If you vomit (be sick, throw up) within 3 hours of taking the tablet, take another tablet as soon as possible.
Like all medicines, this medicine can cause side effects, although not everybody gets them. Some symptoms such as breast tenderness and abdominal (stomach) pain, throwing up (vomiting), feeling sick (nausea) are also possible signs of pregnancy. If you miss your period and experience such symptoms after taking ellaOne, you should do a pregnancy test.
For full list of side effects, please read the patient information leaflet found inside your medication – a link to this can be found at the bottom of this page.
WARNING – If your period is more than 5 days late, you should exclude pregnancy by taking a pregnancy test.
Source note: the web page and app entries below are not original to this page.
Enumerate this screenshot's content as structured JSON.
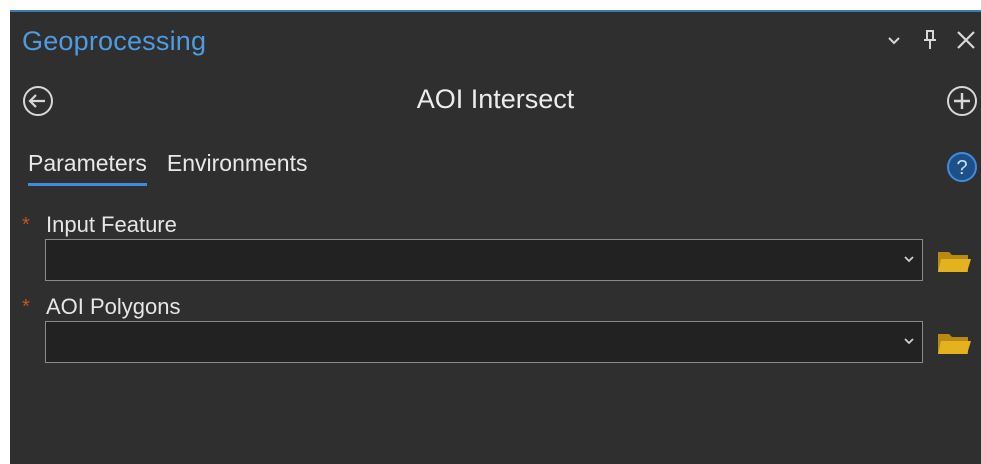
{
  "pane": {
    "title": "Geoprocessing",
    "title_color": "#4f9be0",
    "controls": [
      "chevron-down-icon",
      "pin-icon",
      "close-icon"
    ]
  },
  "tool": {
    "title": "AOI Intersect",
    "back_icon": "back-circle-icon",
    "add_icon": "add-circle-icon"
  },
  "tabs": [
    {
      "label": "Parameters",
      "active": true
    },
    {
      "label": "Environments",
      "active": false
    }
  ],
  "help_icon": "help-circle-icon",
  "parameters": [
    {
      "label": "Input Feature",
      "required": true,
      "value": "",
      "required_mark": "*"
    },
    {
      "label": "AOI Polygons",
      "required": true,
      "value": "",
      "required_mark": "*"
    }
  ],
  "colors": {
    "accent": "#3e8be0",
    "required": "#c1552a",
    "folder": "#e3b21e",
    "panel_bg": "#2f2f2f",
    "field_bg": "#222222"
  }
}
If you experience any severe abdominal pains this may indicate an ectopic pregnancy and you should seek medical help immediately. Taking emergency contraception does not increase the chances of having an ectopic pregnancy.
Pregnancy & Breastfeeding
This medicine is a contraceptive used to prevent a pregnancy from starting. If you are already pregnant it will not interrupt an existing pregnancy. If you become pregnant despite taking this medicine, there is no evidence that it will affect your pregnancy. However, it is important that you see your doctor.
If you take this medicine while you are breast-feeding a baby, do not breast-feed for one week after taking this medicine. During this time, it is recommended to use a breast pump in order to maintain milk production, but throw away your breast milk. The effect of breast-feeding your baby in the week after taking this medicine is not known.
Driving and using machines
After taking this medicine, some women experience dizziness, drowsiness, blurred vision and/or loss of concentration (see section 4). If you experience these symptoms, do not drive or use machines
As with any medication, please read the information leaflet found inside the medication box prior to taking. This can be found here